══ Data for this task

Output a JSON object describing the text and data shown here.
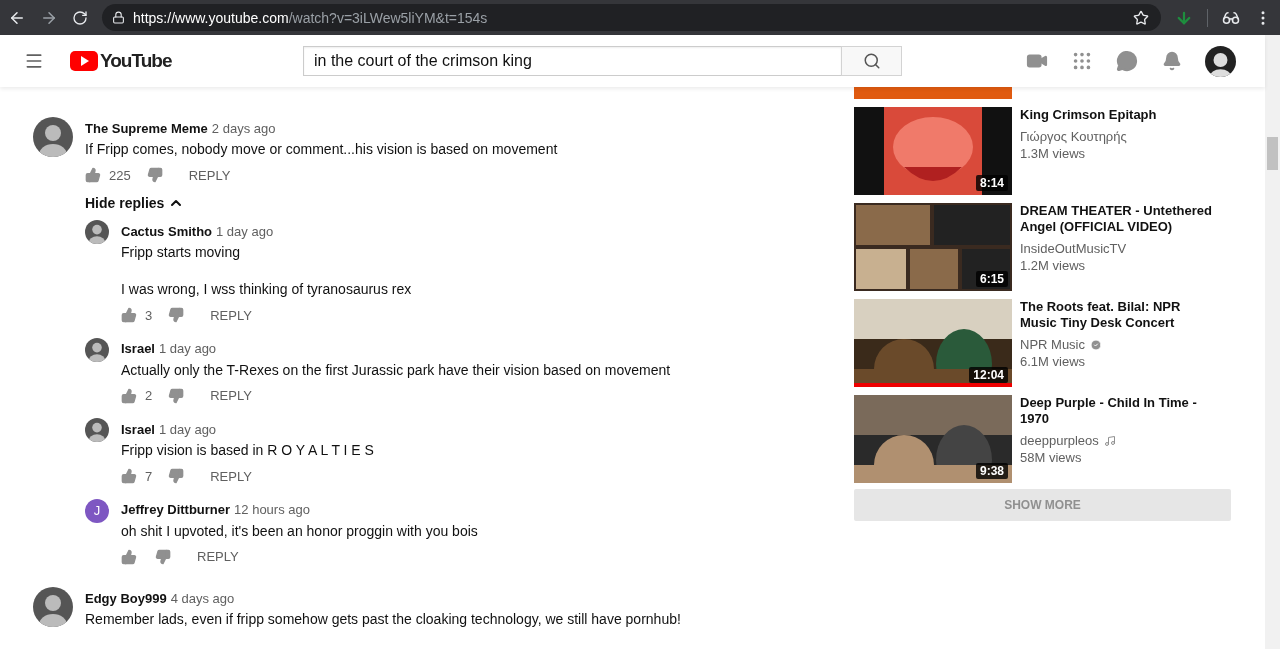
{
  "browser": {
    "url_host": "https://www.youtube.com",
    "url_path": "/watch?v=3iLWew5liYM&t=154s"
  },
  "header": {
    "logo": "YouTube",
    "search": {
      "value": "in the court of the crimson king"
    }
  },
  "comments": [
    {
      "author": "The Supreme Meme",
      "time": "2 days ago",
      "text": [
        "If Fripp comes, nobody move or comment...his vision is based on movement"
      ],
      "likes": "225",
      "reply_label": "REPLY",
      "avatar": {
        "kind": "picture"
      },
      "replies_toggle": "Hide replies",
      "replies": [
        {
          "author": "Cactus Smitho",
          "time": "1 day ago",
          "text": [
            "Fripp starts moving",
            "I was wrong, I wss thinking of tyranosaurus rex"
          ],
          "likes": "3",
          "reply_label": "REPLY",
          "avatar": {
            "kind": "picture"
          }
        },
        {
          "author": "Israel",
          "time": "1 day ago",
          "text": [
            "Actually only the T-Rexes on the first Jurassic park have their vision based on movement"
          ],
          "likes": "2",
          "reply_label": "REPLY",
          "avatar": {
            "kind": "picture"
          }
        },
        {
          "author": "Israel",
          "time": "1 day ago",
          "text": [
            "Fripp vision is based in R O Y A L T I E S"
          ],
          "likes": "7",
          "reply_label": "REPLY",
          "avatar": {
            "kind": "picture"
          }
        },
        {
          "author": "Jeffrey Dittburner",
          "time": "12 hours ago",
          "text": [
            "oh shit I upvoted, it's been an honor proggin with you bois"
          ],
          "reply_label": "REPLY",
          "avatar": {
            "kind": "letter",
            "letter": "J",
            "color": "#7e57c2"
          }
        }
      ]
    },
    {
      "author": "Edgy Boy999",
      "time": "4 days ago",
      "text": [
        "Remember lads, even if fripp somehow gets past the cloaking technology, we still have pornhub!"
      ],
      "avatar": {
        "kind": "picture"
      }
    }
  ],
  "related": [
    {
      "kind": "partial"
    },
    {
      "kind": "video",
      "title": "King Crimson Epitaph",
      "channel": "Γιώργος Κουτηρής",
      "views": "1.3M views",
      "duration": "8:14",
      "verified": false,
      "music_note": false
    },
    {
      "kind": "video",
      "title": "DREAM THEATER - Untethered Angel (OFFICIAL VIDEO)",
      "channel": "InsideOutMusicTV",
      "views": "1.2M views",
      "duration": "6:15",
      "verified": false,
      "music_note": false
    },
    {
      "kind": "video",
      "title": "The Roots feat. Bilal: NPR Music Tiny Desk Concert",
      "channel": "NPR Music",
      "verified": true,
      "music_note": false,
      "views": "6.1M views",
      "duration": "12:04",
      "watched": {
        "level": 1
      }
    },
    {
      "kind": "video",
      "title": "Deep Purple - Child In Time - 1970",
      "channel": "deeppurpleos",
      "verified": false,
      "music_note": true,
      "views": "58M views",
      "duration": "9:38"
    }
  ],
  "show_more": "SHOW MORE"
}
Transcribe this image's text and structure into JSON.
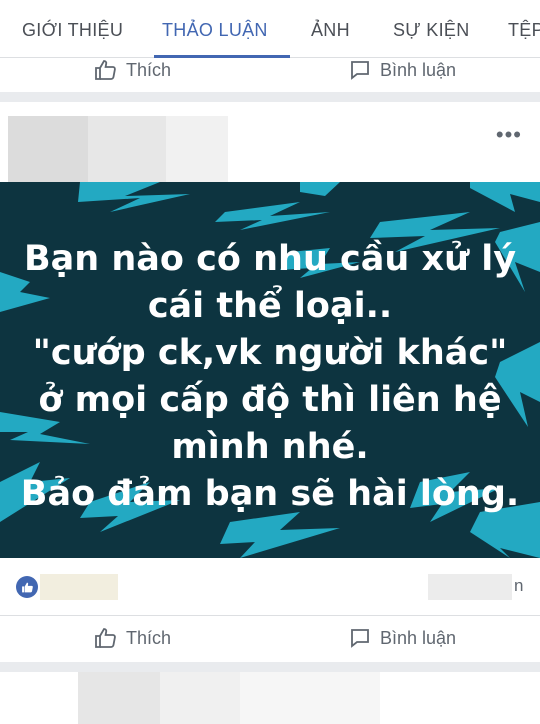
{
  "tabs": [
    {
      "label": "GIỚI THIỆU",
      "active": false
    },
    {
      "label": "THẢO LUẬN",
      "active": true
    },
    {
      "label": "ẢNH",
      "active": false
    },
    {
      "label": "SỰ KIỆN",
      "active": false
    },
    {
      "label": "TỆP",
      "active": false
    }
  ],
  "top_actions": {
    "like_label": "Thích",
    "comment_label": "Bình luận"
  },
  "post": {
    "more_icon": "ellipsis-icon",
    "image_text_lines": [
      "Bạn nào có nhu cầu xử lý",
      "cái thể loại..",
      "\"cướp ck,vk người khác\"",
      "ở mọi cấp độ thì liên hệ",
      "mình nhé.",
      "Bảo đảm bạn sẽ hài lòng."
    ],
    "reaction_icon": "like-reaction-icon",
    "comment_count_suffix": "n",
    "actions": {
      "like_label": "Thích",
      "comment_label": "Bình luận"
    }
  },
  "colors": {
    "accent": "#4267b2",
    "image_bg": "#0d3440",
    "bolt": "#23a9c2"
  }
}
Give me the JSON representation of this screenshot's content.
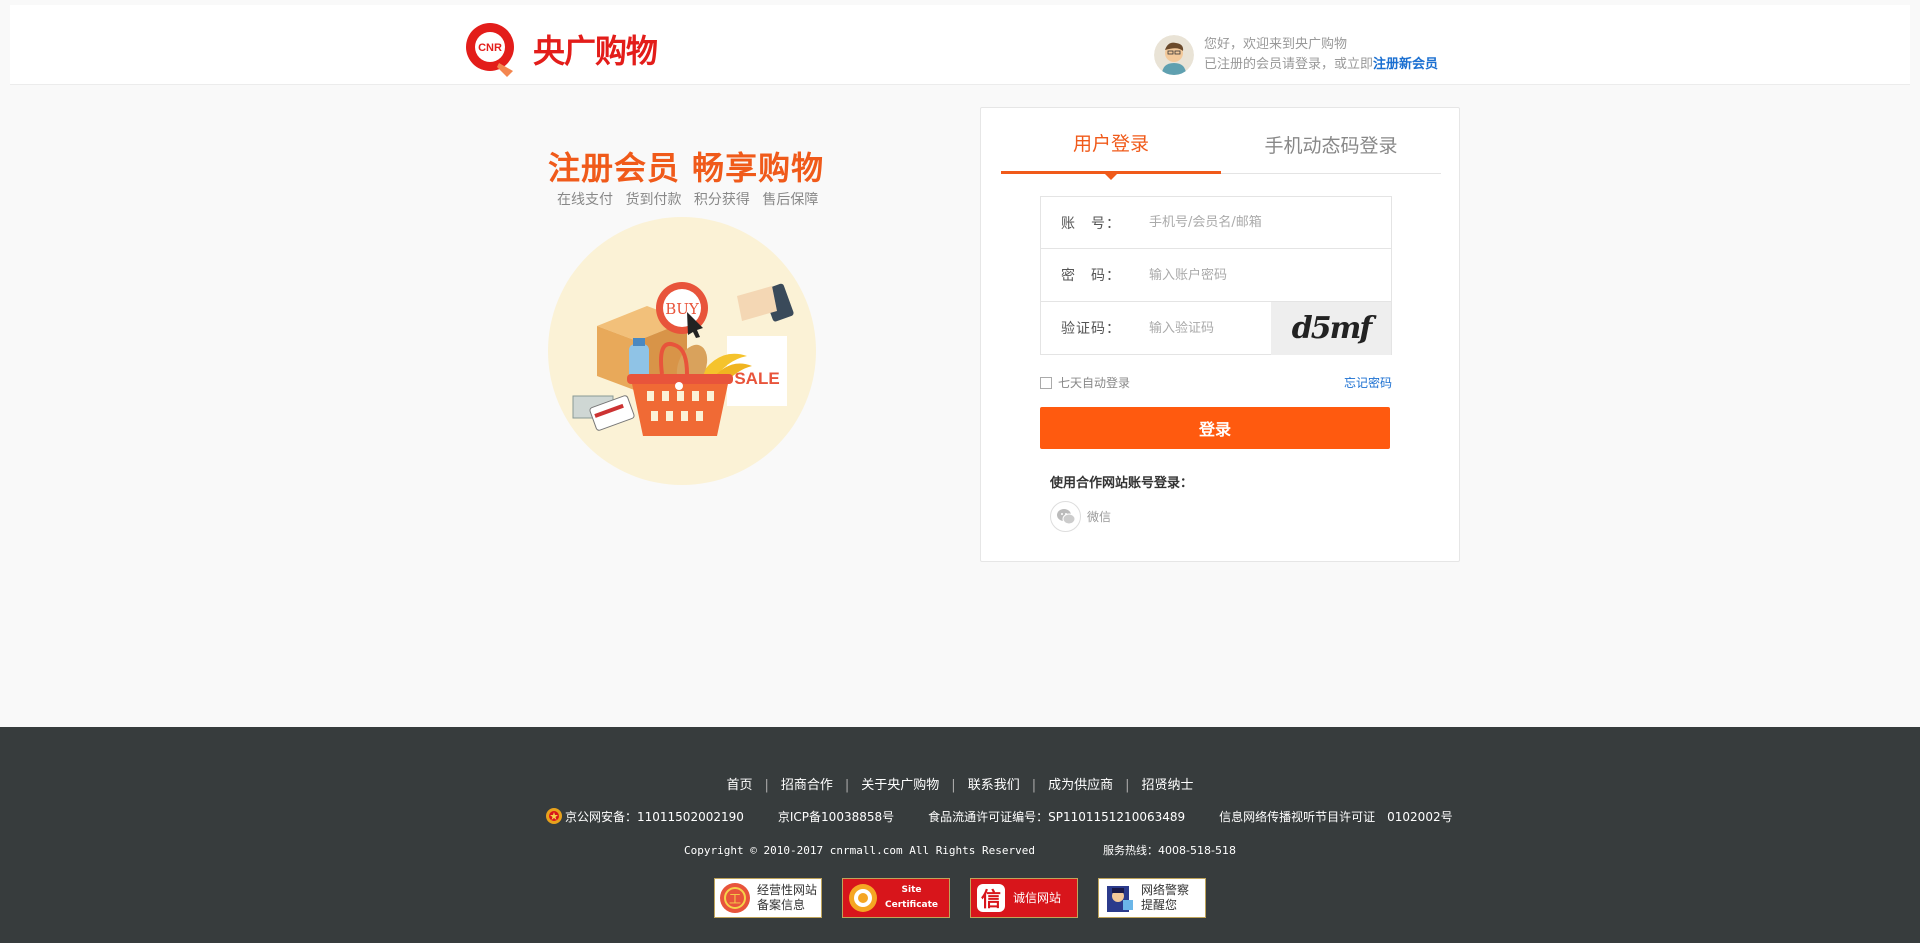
{
  "brand": {
    "name": "央广购物",
    "logo_badge": "CNR",
    "color": "#e31d1a"
  },
  "header": {
    "greeting": "您好，欢迎来到央广购物",
    "prompt": "已注册的会员请登录，或立即",
    "register_link": "注册新会员"
  },
  "promo": {
    "title": "注册会员 畅享购物",
    "subtitle": "在线支付  货到付款  积分获得  售后保障",
    "image_text_buy": "BUY",
    "image_text_sale": "SALE"
  },
  "login": {
    "tabs": [
      {
        "label": "用户登录",
        "active": true
      },
      {
        "label": "手机动态码登录",
        "active": false
      }
    ],
    "account_label": "账　号：",
    "account_placeholder": "手机号/会员名/邮箱",
    "password_label": "密　码：",
    "password_placeholder": "输入账户密码",
    "captcha_label": "验证码：",
    "captcha_placeholder": "输入验证码",
    "captcha_text": "d5mf",
    "remember_label": "七天自动登录",
    "forgot_label": "忘记密码",
    "submit_label": "登录",
    "partner_label": "使用合作网站账号登录：",
    "wechat_label": "微信",
    "accent_color": "#ff5a0f",
    "link_color": "#1a6fd1"
  },
  "footer": {
    "links": [
      "首页",
      "招商合作",
      "关于央广购物",
      "联系我们",
      "成为供应商",
      "招贤纳士"
    ],
    "police": "京公网安备：11011502002190",
    "icp": "京ICP备10038858号",
    "food_license": "食品流通许可证编号：SP1101151210063489",
    "av_license": "信息网络传播视听节目许可证　0102002号",
    "copyright": "Copyright © 2010-2017  cnrmall.com  All  Rights  Reserved",
    "hotline": "服务热线：4008-518-518",
    "certs": [
      {
        "line1": "经营性网站",
        "line2": "备案信息"
      },
      {
        "line1": "Site",
        "line2": "Certificate"
      },
      {
        "line1": "诚信网站",
        "line2": ""
      },
      {
        "line1": "网络警察",
        "line2": "提醒您"
      }
    ],
    "background": "#373c3d"
  }
}
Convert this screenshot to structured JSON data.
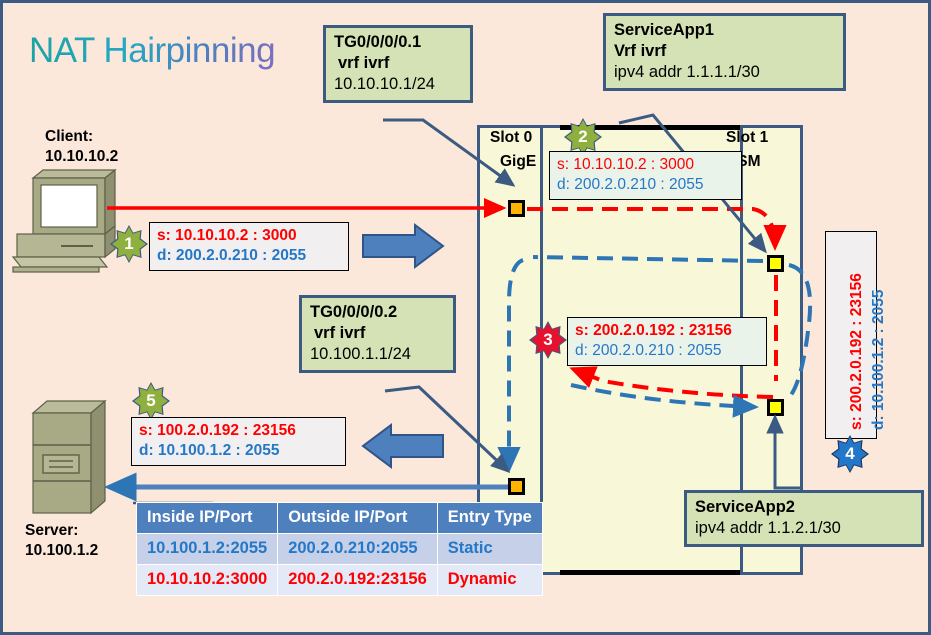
{
  "title": "NAT Hairpinning",
  "colors": {
    "background": "#fce8da",
    "border": "#3c5b82",
    "router_fill": "#f8f8d8",
    "green_box": "#d5e2b5",
    "src_red": "#ff0000",
    "dst_blue": "#2478c8",
    "table_header": "#4e80bd",
    "badge_green": "#8fb03e",
    "badge_red": "#e8112d",
    "badge_blue": "#2277c8",
    "port_orange": "#ffb300",
    "port_yellow": "#ffff00"
  },
  "nodes": {
    "client": {
      "line1": "Client:",
      "line2": "10.10.10.2"
    },
    "server": {
      "line1": "Server:",
      "line2": "10.100.1.2"
    }
  },
  "router": {
    "slot0_label": "Slot  0",
    "slot0_card": "GigE",
    "slot1_label": "Slot 1",
    "slot1_card": "ISM"
  },
  "interfaces": [
    {
      "name": "tg0-0-0-0-1",
      "line1": "TG0/0/0/0.1",
      "line2": "vrf ivrf",
      "line3": "10.10.10.1/24"
    },
    {
      "name": "tg0-0-0-0-2",
      "line1": "TG0/0/0/0.2",
      "line2": "vrf ivrf",
      "line3": "10.100.1.1/24"
    },
    {
      "name": "serviceapp1",
      "line1": "ServiceApp1",
      "line2": "Vrf ivrf",
      "line3": "ipv4 addr 1.1.1.1/30"
    },
    {
      "name": "serviceapp2",
      "line1": "ServiceApp2",
      "line2": "ipv4 addr 1.1.2.1/30",
      "line3": ""
    }
  ],
  "steps": [
    {
      "badge": "1",
      "badge_color": "green",
      "src": "s: 10.10.10.2 : 3000",
      "dst": "d: 200.2.0.210 : 2055"
    },
    {
      "badge": "2",
      "badge_color": "green",
      "src": "s: 10.10.10.2 : 3000",
      "dst": "d: 200.2.0.210 : 2055"
    },
    {
      "badge": "3",
      "badge_color": "red",
      "src": "s: 200.2.0.192 : 23156",
      "dst": "d: 200.2.0.210 : 2055"
    },
    {
      "badge": "4",
      "badge_color": "blue",
      "src": "s: 200.2.0.192 : 23156",
      "dst": "d: 10.100.1.2 : 2055"
    },
    {
      "badge": "5",
      "badge_color": "green",
      "src": "s: 100.2.0.192 : 23156",
      "dst": "d: 10.100.1.2 : 2055"
    }
  ],
  "nat_table": {
    "headers": [
      "Inside IP/Port",
      "Outside IP/Port",
      "Entry Type"
    ],
    "rows": [
      {
        "inside": "10.100.1.2:2055",
        "outside": "200.2.0.210:2055",
        "type": "Static"
      },
      {
        "inside": "10.10.10.2:3000",
        "outside": "200.2.0.192:23156",
        "type": "Dynamic"
      }
    ]
  }
}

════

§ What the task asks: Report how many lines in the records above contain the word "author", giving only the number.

§ Problem solution: 6